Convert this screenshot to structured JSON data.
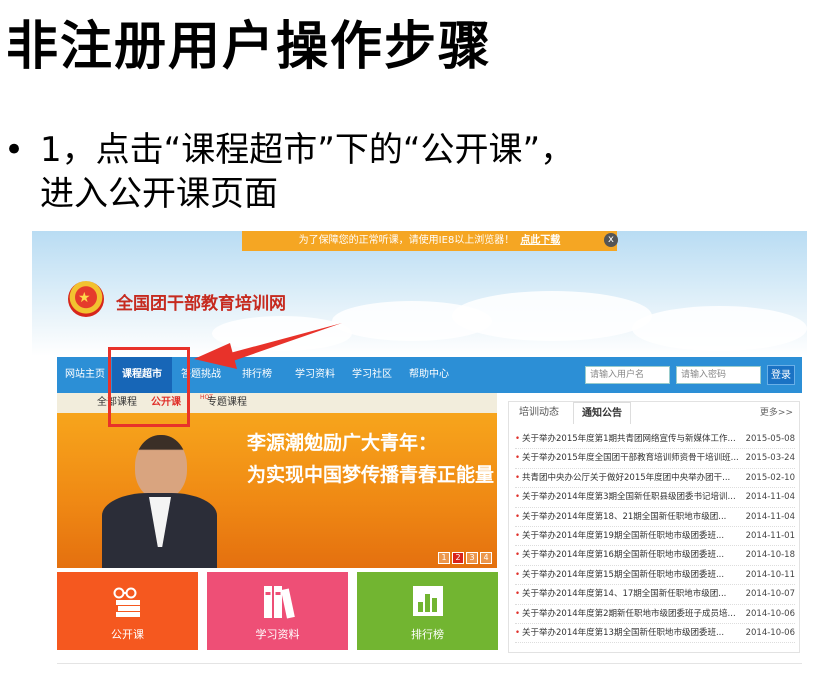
{
  "slide": {
    "title": "非注册用户操作步骤",
    "bullet": "•",
    "line1": "1，点击“课程超市”下的“公开课”，",
    "line2": "进入公开课页面"
  },
  "notice": {
    "text": "为了保障您的正常听课，请使用IE8以上浏览器！",
    "link": "点此下载",
    "close": "x"
  },
  "site": {
    "name": "全国团干部教育培训网"
  },
  "nav": {
    "items": [
      "网站主页",
      "课程超市",
      "答题挑战",
      "排行榜",
      "学习资料",
      "学习社区",
      "帮助中心"
    ],
    "active": "课程超市",
    "username_placeholder": "请输入用户名",
    "password_placeholder": "请输入密码",
    "login": "登录"
  },
  "subnav": {
    "items": [
      "全部课程",
      "公开课",
      "专题课程"
    ],
    "active": "公开课",
    "hot": "HOT"
  },
  "banner": {
    "line1": "李源潮勉励广大青年：",
    "line2": "为实现中国梦传播青春正能量",
    "pages": [
      "1",
      "2",
      "3",
      "4"
    ],
    "active_page": "2"
  },
  "tiles": [
    {
      "label": "公开课",
      "color": "#f5581f"
    },
    {
      "label": "学习资料",
      "color": "#ee4f76"
    },
    {
      "label": "排行榜",
      "color": "#72b531"
    }
  ],
  "news": {
    "tabs": [
      "培训动态",
      "通知公告"
    ],
    "active_tab": "通知公告",
    "more": "更多>>",
    "bullet": "•",
    "rows": [
      {
        "title": "关于举办2015年度第1期共青团网络宣传与新媒体工作...",
        "date": "2015-05-08"
      },
      {
        "title": "关于举办2015年度全国团干部教育培训师资骨干培训班...",
        "date": "2015-03-24"
      },
      {
        "title": "共青团中央办公厅关于做好2015年度团中央举办团干...",
        "date": "2015-02-10"
      },
      {
        "title": "关于举办2014年度第3期全国新任职县级团委书记培训...",
        "date": "2014-11-04"
      },
      {
        "title": "关于举办2014年度第18、21期全国新任职地市级团...",
        "date": "2014-11-04"
      },
      {
        "title": "关于举办2014年度第19期全国新任职地市级团委班...",
        "date": "2014-11-01"
      },
      {
        "title": "关于举办2014年度第16期全国新任职地市级团委班...",
        "date": "2014-10-18"
      },
      {
        "title": "关于举办2014年度第15期全国新任职地市级团委班...",
        "date": "2014-10-11"
      },
      {
        "title": "关于举办2014年度第14、17期全国新任职地市级团...",
        "date": "2014-10-07"
      },
      {
        "title": "关于举办2014年度第2期新任职地市级团委班子成员培...",
        "date": "2014-10-06"
      },
      {
        "title": "关于举办2014年度第13期全国新任职地市级团委班...",
        "date": "2014-10-06"
      }
    ]
  },
  "annotation": {
    "color": "#e8322a"
  }
}
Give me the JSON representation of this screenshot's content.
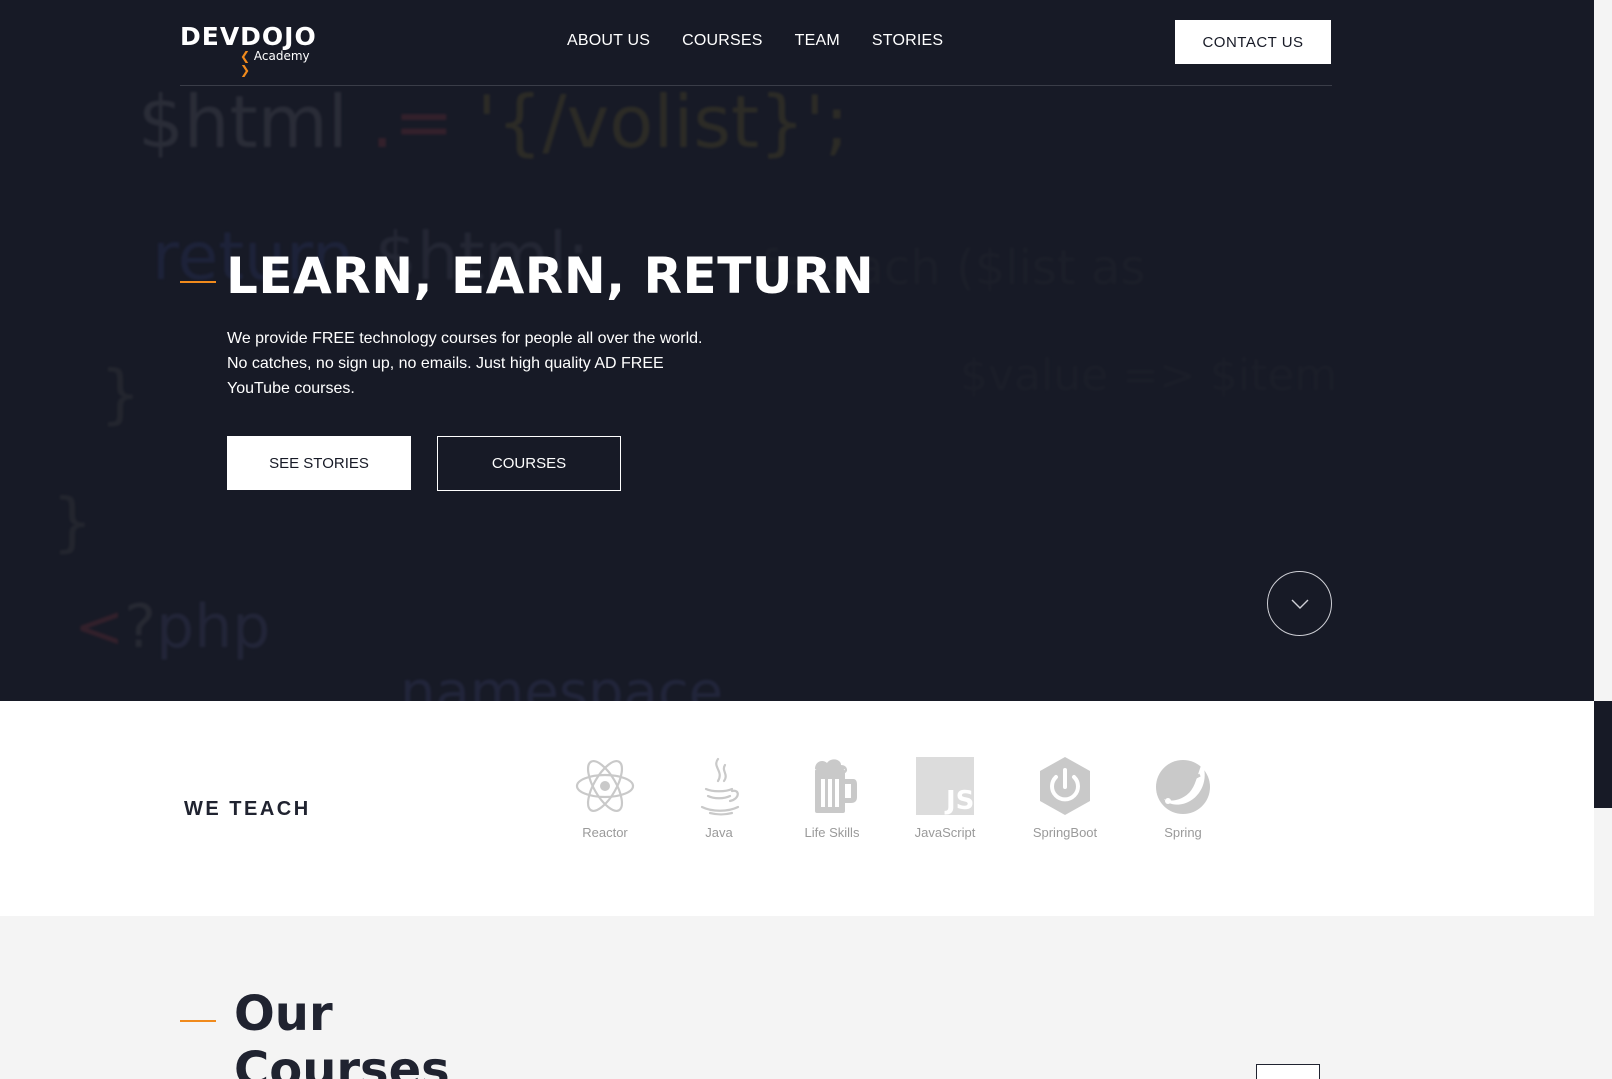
{
  "nav": {
    "logo_main": "DEVDOJO",
    "logo_sub": "Academy",
    "logo_bracket_left": "❮",
    "logo_bracket_right": "❯",
    "items": [
      {
        "label": "ABOUT US"
      },
      {
        "label": "COURSES"
      },
      {
        "label": "TEAM"
      },
      {
        "label": "STORIES"
      }
    ],
    "contact_label": "CONTACT US"
  },
  "background_code": {
    "line1_var": "$html",
    "line1_eq": ".=",
    "line1_str": "'{/volist}';",
    "line2_kw": "return",
    "line2_var": "$html;",
    "line3": "}",
    "line4": "}",
    "line5_lt": "<",
    "line5_q": "?",
    "line5_php": "php",
    "line6": "namespace",
    "line7": "foreach ($list as",
    "line8": "$value => $item"
  },
  "hero": {
    "title": "LEARN, EARN, RETURN",
    "description": "We provide FREE technology courses for people all over the world. No catches, no sign up, no emails. Just high quality AD FREE YouTube courses.",
    "see_stories_label": "SEE STORIES",
    "courses_label": "COURSES"
  },
  "teach": {
    "title": "WE TEACH",
    "items": [
      {
        "label": "Reactor",
        "icon": "reactor-atom-icon"
      },
      {
        "label": "Java",
        "icon": "java-cup-icon"
      },
      {
        "label": "Life Skills",
        "icon": "beer-mug-icon"
      },
      {
        "label": "JavaScript",
        "icon": "javascript-icon"
      },
      {
        "label": "SpringBoot",
        "icon": "power-icon"
      },
      {
        "label": "Spring",
        "icon": "spring-leaf-icon"
      }
    ]
  },
  "courses_section": {
    "title": "Our Courses"
  },
  "colors": {
    "hero_bg": "#171a26",
    "accent": "#f08a1c",
    "text_dark": "#202330",
    "icon_gray": "#c9c9c9"
  }
}
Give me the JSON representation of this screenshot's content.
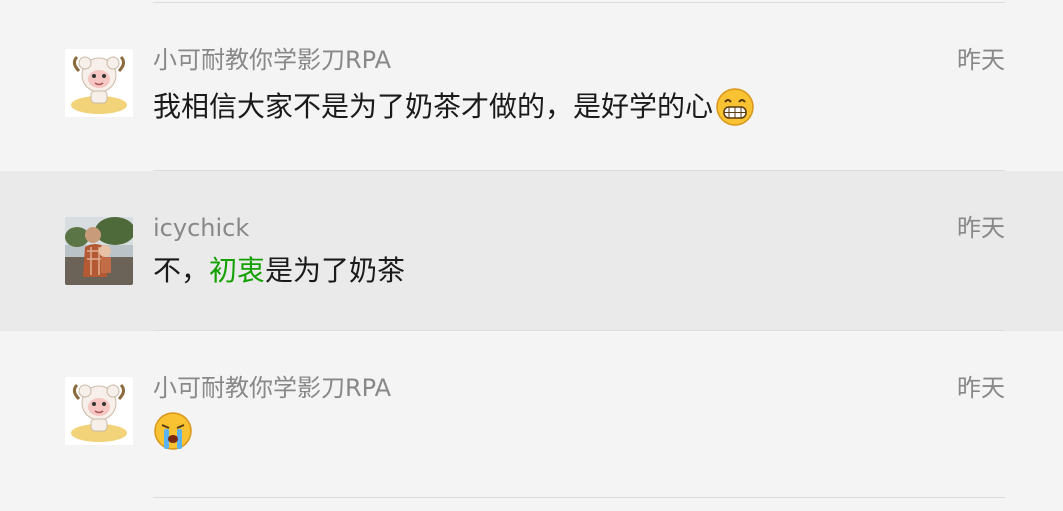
{
  "comments": [
    {
      "author": "小可耐教你学影刀RPA",
      "time": "昨天",
      "message": "我相信大家不是为了奶茶才做的，是好学的心",
      "emoji": "grin-emoji",
      "avatar": "sheep-avatar"
    },
    {
      "author": "icychick",
      "time": "昨天",
      "message_parts": [
        "不，",
        "初衷",
        "是为了奶茶"
      ],
      "avatar": "photo-avatar",
      "highlight_color": "#13a000"
    },
    {
      "author": "小可耐教你学影刀RPA",
      "time": "昨天",
      "emoji": "crying-emoji",
      "avatar": "sheep-avatar"
    }
  ],
  "colors": {
    "background": "#f4f4f4",
    "highlight_row": "#eaeaea",
    "meta_text": "#888888",
    "body_text": "#1a1a1a",
    "divider": "#dcdcdc"
  }
}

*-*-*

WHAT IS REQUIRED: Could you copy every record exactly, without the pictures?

SOLUTION FOR THIS EXERCISE:
Convert this screenshot to structured JSON data.
{
  "slide": {
    "title": "非注册用户操作步骤",
    "bullet": "•",
    "line1": "1，点击“课程超市”下的“公开课”，",
    "line2": "进入公开课页面"
  },
  "notice": {
    "text": "为了保障您的正常听课，请使用IE8以上浏览器！",
    "link": "点此下载",
    "close": "x"
  },
  "site": {
    "name": "全国团干部教育培训网"
  },
  "nav": {
    "items": [
      "网站主页",
      "课程超市",
      "答题挑战",
      "排行榜",
      "学习资料",
      "学习社区",
      "帮助中心"
    ],
    "active": "课程超市",
    "username_placeholder": "请输入用户名",
    "password_placeholder": "请输入密码",
    "login": "登录"
  },
  "subnav": {
    "items": [
      "全部课程",
      "公开课",
      "专题课程"
    ],
    "active": "公开课",
    "hot": "HOT"
  },
  "banner": {
    "line1": "李源潮勉励广大青年：",
    "line2": "为实现中国梦传播青春正能量",
    "pages": [
      "1",
      "2",
      "3",
      "4"
    ],
    "active_page": "2"
  },
  "tiles": [
    {
      "label": "公开课",
      "color": "#f5581f"
    },
    {
      "label": "学习资料",
      "color": "#ee4f76"
    },
    {
      "label": "排行榜",
      "color": "#72b531"
    }
  ],
  "news": {
    "tabs": [
      "培训动态",
      "通知公告"
    ],
    "active_tab": "通知公告",
    "more": "更多>>",
    "bullet": "•",
    "rows": [
      {
        "title": "关于举办2015年度第1期共青团网络宣传与新媒体工作...",
        "date": "2015-05-08"
      },
      {
        "title": "关于举办2015年度全国团干部教育培训师资骨干培训班...",
        "date": "2015-03-24"
      },
      {
        "title": "共青团中央办公厅关于做好2015年度团中央举办团干...",
        "date": "2015-02-10"
      },
      {
        "title": "关于举办2014年度第3期全国新任职县级团委书记培训...",
        "date": "2014-11-04"
      },
      {
        "title": "关于举办2014年度第18、21期全国新任职地市级团...",
        "date": "2014-11-04"
      },
      {
        "title": "关于举办2014年度第19期全国新任职地市级团委班...",
        "date": "2014-11-01"
      },
      {
        "title": "关于举办2014年度第16期全国新任职地市级团委班...",
        "date": "2014-10-18"
      },
      {
        "title": "关于举办2014年度第15期全国新任职地市级团委班...",
        "date": "2014-10-11"
      },
      {
        "title": "关于举办2014年度第14、17期全国新任职地市级团...",
        "date": "2014-10-07"
      },
      {
        "title": "关于举办2014年度第2期新任职地市级团委班子成员培...",
        "date": "2014-10-06"
      },
      {
        "title": "关于举办2014年度第13期全国新任职地市级团委班...",
        "date": "2014-10-06"
      }
    ]
  },
  "annotation": {
    "color": "#e8322a"
  }
}
Give me the JSON representation of this screenshot's content.
{
  "nav": {
    "logo_main": "DEVDOJO",
    "logo_sub": "Academy",
    "logo_bracket_left": "❮",
    "logo_bracket_right": "❯",
    "items": [
      {
        "label": "ABOUT US"
      },
      {
        "label": "COURSES"
      },
      {
        "label": "TEAM"
      },
      {
        "label": "STORIES"
      }
    ],
    "contact_label": "CONTACT US"
  },
  "background_code": {
    "line1_var": "$html",
    "line1_eq": ".=",
    "line1_str": "'{/volist}';",
    "line2_kw": "return",
    "line2_var": "$html;",
    "line3": "}",
    "line4": "}",
    "line5_lt": "<",
    "line5_q": "?",
    "line5_php": "php",
    "line6": "namespace",
    "line7": "foreach ($list as",
    "line8": "$value => $item"
  },
  "hero": {
    "title": "LEARN, EARN, RETURN",
    "description": "We provide FREE technology courses for people all over the world. No catches, no sign up, no emails. Just high quality AD FREE YouTube courses.",
    "see_stories_label": "SEE STORIES",
    "courses_label": "COURSES"
  },
  "teach": {
    "title": "WE TEACH",
    "items": [
      {
        "label": "Reactor",
        "icon": "reactor-atom-icon"
      },
      {
        "label": "Java",
        "icon": "java-cup-icon"
      },
      {
        "label": "Life Skills",
        "icon": "beer-mug-icon"
      },
      {
        "label": "JavaScript",
        "icon": "javascript-icon"
      },
      {
        "label": "SpringBoot",
        "icon": "power-icon"
      },
      {
        "label": "Spring",
        "icon": "spring-leaf-icon"
      }
    ]
  },
  "courses_section": {
    "title": "Our Courses"
  },
  "colors": {
    "hero_bg": "#171a26",
    "accent": "#f08a1c",
    "text_dark": "#202330",
    "icon_gray": "#c9c9c9"
  }
}
Give me the JSON representation of this screenshot's content.
{
  "comments": [
    {
      "author": "小可耐教你学影刀RPA",
      "time": "昨天",
      "message": "我相信大家不是为了奶茶才做的，是好学的心",
      "emoji": "grin-emoji",
      "avatar": "sheep-avatar"
    },
    {
      "author": "icychick",
      "time": "昨天",
      "message_parts": [
        "不，",
        "初衷",
        "是为了奶茶"
      ],
      "avatar": "photo-avatar",
      "highlight_color": "#13a000"
    },
    {
      "author": "小可耐教你学影刀RPA",
      "time": "昨天",
      "emoji": "crying-emoji",
      "avatar": "sheep-avatar"
    }
  ],
  "colors": {
    "background": "#f4f4f4",
    "highlight_row": "#eaeaea",
    "meta_text": "#888888",
    "body_text": "#1a1a1a",
    "divider": "#dcdcdc"
  }
}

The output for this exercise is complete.